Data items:
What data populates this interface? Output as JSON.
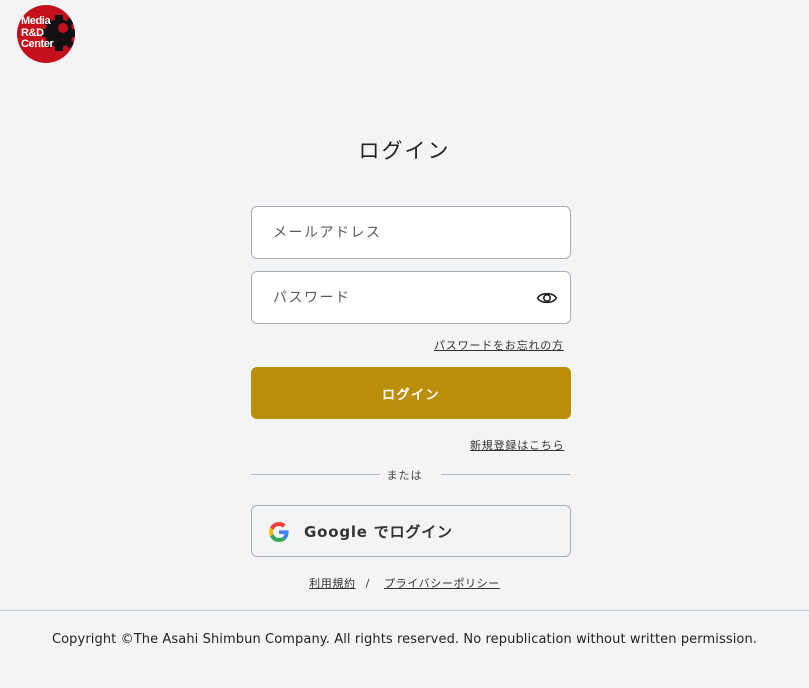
{
  "logo": {
    "lines": [
      "Media",
      "R&D",
      "Center"
    ],
    "color": "#c4101a"
  },
  "login_form": {
    "title": "ログイン",
    "email": {
      "placeholder": "メールアドレス",
      "value": ""
    },
    "password": {
      "placeholder": "パスワード",
      "value": "",
      "toggle_icon": "eye-icon"
    },
    "forgot_password_link": "パスワードをお忘れの方",
    "submit_label": "ログイン",
    "register_link": "新規登録はこちら",
    "divider_text": "または",
    "google_button_label": "Google でログイン",
    "google_icon": "google-g-icon"
  },
  "legal": {
    "terms_link": "利用規約",
    "separator": "/",
    "privacy_link": "プライバシーポリシー"
  },
  "footer": {
    "copyright": "Copyright ©The Asahi Shimbun Company. All rights reserved. No republication without written permission."
  },
  "colors": {
    "background": "#f3f4f6",
    "primary_button": "#bb8f0c",
    "logo_red": "#c4101a"
  }
}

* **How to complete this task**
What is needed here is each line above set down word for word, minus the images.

* **Output**
What data populates this interface? Output as JSON.
{
  "logo": {
    "lines": [
      "Media",
      "R&D",
      "Center"
    ],
    "color": "#c4101a"
  },
  "login_form": {
    "title": "ログイン",
    "email": {
      "placeholder": "メールアドレス",
      "value": ""
    },
    "password": {
      "placeholder": "パスワード",
      "value": "",
      "toggle_icon": "eye-icon"
    },
    "forgot_password_link": "パスワードをお忘れの方",
    "submit_label": "ログイン",
    "register_link": "新規登録はこちら",
    "divider_text": "または",
    "google_button_label": "Google でログイン",
    "google_icon": "google-g-icon"
  },
  "legal": {
    "terms_link": "利用規約",
    "separator": "/",
    "privacy_link": "プライバシーポリシー"
  },
  "footer": {
    "copyright": "Copyright ©The Asahi Shimbun Company. All rights reserved. No republication without written permission."
  },
  "colors": {
    "background": "#f3f4f6",
    "primary_button": "#bb8f0c",
    "logo_red": "#c4101a"
  }
}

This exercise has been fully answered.